If there is a holiday more focused on family and friends than Thanksgiving, I don't know it. While other holidays including ostensibly religious holidays like Christmas, have strong familial and friendship components,those elements really aren't the central theme. I suppose one can say that family and friends aren't the central theme for Thanksgiving either, but what can people be more thankful for than their family and friends? I guess there are unfortunate people without either good family or good friends, who hopefully have something else to be thankful for. To me, though, those are the main things I am thankful for. To be sure, I am thankful for many other things as well, but I have been particularly lucky on both counts.
This Thanksgiving will be spent with my three best friends from high school and our families as we come together to celebrate our friendship and our collective 50th birthday year. These three guys, Armando, Dom & John, I have known for thirty-seven years. Together we established a very special bond all those years ago. We are so close and know each other so well, that we are basically family, though not of the same blood. This, despite the fact that we have spread across the country and don't get to see each other individually or together nearly as much as we would like. Each of us also have close bonds with others from our high school and other years, people like Pete the Greek, for example, who through the wonder of facebook has once again become an important part of our lives. Being able to get together either in person or virtually is wonderful and something special to give thanks for.

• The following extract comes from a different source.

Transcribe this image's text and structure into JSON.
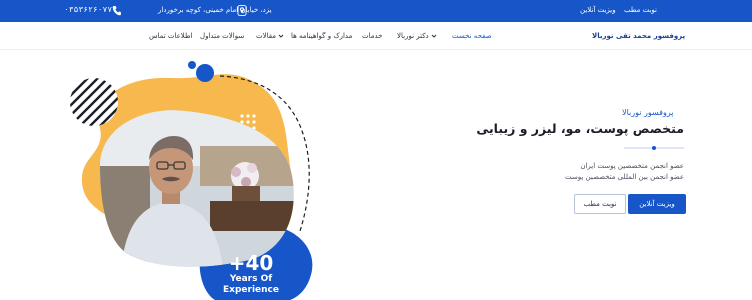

I usually spend Thanksgiving with at least a few of my siblings. As readers of this blog know, we have a special relationship and enjoy each others' company immensely. I am especially thankful for that, as I realize that isn't the case for every family. Thanksgiving, though, has an extra dimension and poignancy for my siblings and I, one that makes memories of past Thanksgivings even more special.
Of course, I have plenty of memories of Thanksgivings through the years. Growing up in an Italian-American family, of course we had a roasted turkey on Thanksgiving. It would have been un-American not to! But we always had lasagne on Thanksgiving as well. It would have been un-Italian not to have that or some other pasta delight! Just because we had lasagne, didn't mean we skimped on the sides either or the desserts, my favorite of which was always pumpkin pie. In my household, we really didn't have any bakers in those days. There really wasn't any reason to, because we had all the good bakeries we could have needed in Brooklyn. The Italian bakeries were amazing when it came to pastries and breads. The cannolis and other pastries were (and still are) sensational. When it came to pumpkin pie, though, the best was from Ebinger's, a bakery that sadly closed sometime in the late '60's or early 70's. They couldn't compete with the distribution efficiencies of Entenmann's despite the fact that their quality was far superior to Entenmann's.
Food was of extreme importance and the centerpiece of Thanksgiving, but the other major childhood Thanksgiving tradition that has lived on for me, was something I watched on tv. No, it wasn't the Macy's Thanksgiving Day Parade, though I did usually watch it. It was the day that the local NYC television stations (it varied over the years I believe) showed Laurel & Hardy's March of the Wooden Soldiers, which owing to this wonderfully positive association, remains one of my favorite films of all time. I still get goose bumps when I watch Oliver and Stan start up the wooden soldiers to the stirring sounds of Victor Herbert's Babes in Toyland music. It is always great to see Silas Barnaby get his come-uppance.
Over more recent years, my family and I have spent the bulk of our Thanksgivings at my brother Larry's house, festive with friends, family and outstanding Thanksgiving food. As my childhood Thanksgiving memories stem from my family home in Brooklyn, most of my own children's memories will stem from here.
The most significant Thanksgiving day memory for me, though, happened 17 years ago today, November 26th. That day, Thanksgiving then as it is today and hasn't been until today, is the day that my mother, Irma, passed away. It is never an easy day to lose a parent. It can be particularly difficult on or around a holiday. Thanksgiving, though helped make it a little easier then and now. This was also true back in 1996 when my father passed away shortly before Thanksgiving and again five years ago, when my lovely mother-in-law, Jane White, passed away just prior to Thanksgiving too. The reason why being Thanksgiving helped, is that it forced me to remember and be thankful for all the good things those wonderful people brought into my life. It was still difficult to accept their passing, but being thankful for their making me and my family what we are, is what the holiday is all about.
I wish all of you and your families the happiest of Thanksgivings and a Thanksgiving that you can remember positively and with joy forever.